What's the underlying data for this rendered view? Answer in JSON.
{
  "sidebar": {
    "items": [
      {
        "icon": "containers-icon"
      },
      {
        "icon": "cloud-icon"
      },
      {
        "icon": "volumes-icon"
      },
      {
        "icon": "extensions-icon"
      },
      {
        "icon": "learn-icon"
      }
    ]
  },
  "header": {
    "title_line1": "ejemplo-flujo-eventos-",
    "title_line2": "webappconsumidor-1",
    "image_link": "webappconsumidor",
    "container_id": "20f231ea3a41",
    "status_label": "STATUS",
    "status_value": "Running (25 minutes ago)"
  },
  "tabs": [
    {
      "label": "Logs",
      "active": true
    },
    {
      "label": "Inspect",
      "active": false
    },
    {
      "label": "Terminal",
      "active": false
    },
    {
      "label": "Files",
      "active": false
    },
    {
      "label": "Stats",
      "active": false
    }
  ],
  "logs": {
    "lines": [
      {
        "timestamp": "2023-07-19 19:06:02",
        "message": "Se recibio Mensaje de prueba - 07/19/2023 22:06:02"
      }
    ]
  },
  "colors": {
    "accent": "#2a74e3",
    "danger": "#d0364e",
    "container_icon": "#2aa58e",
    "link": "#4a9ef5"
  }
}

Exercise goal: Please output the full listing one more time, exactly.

Exercise response:
What's the underlying data for this rendered view? Answer in JSON.
{
  "sidebar": {
    "items": [
      {
        "icon": "containers-icon"
      },
      {
        "icon": "cloud-icon"
      },
      {
        "icon": "volumes-icon"
      },
      {
        "icon": "extensions-icon"
      },
      {
        "icon": "learn-icon"
      }
    ]
  },
  "header": {
    "title_line1": "ejemplo-flujo-eventos-",
    "title_line2": "webappconsumidor-1",
    "image_link": "webappconsumidor",
    "container_id": "20f231ea3a41",
    "status_label": "STATUS",
    "status_value": "Running (25 minutes ago)"
  },
  "tabs": [
    {
      "label": "Logs",
      "active": true
    },
    {
      "label": "Inspect",
      "active": false
    },
    {
      "label": "Terminal",
      "active": false
    },
    {
      "label": "Files",
      "active": false
    },
    {
      "label": "Stats",
      "active": false
    }
  ],
  "logs": {
    "lines": [
      {
        "timestamp": "2023-07-19 19:06:02",
        "message": "Se recibio Mensaje de prueba - 07/19/2023 22:06:02"
      }
    ]
  },
  "colors": {
    "accent": "#2a74e3",
    "danger": "#d0364e",
    "container_icon": "#2aa58e",
    "link": "#4a9ef5"
  }
}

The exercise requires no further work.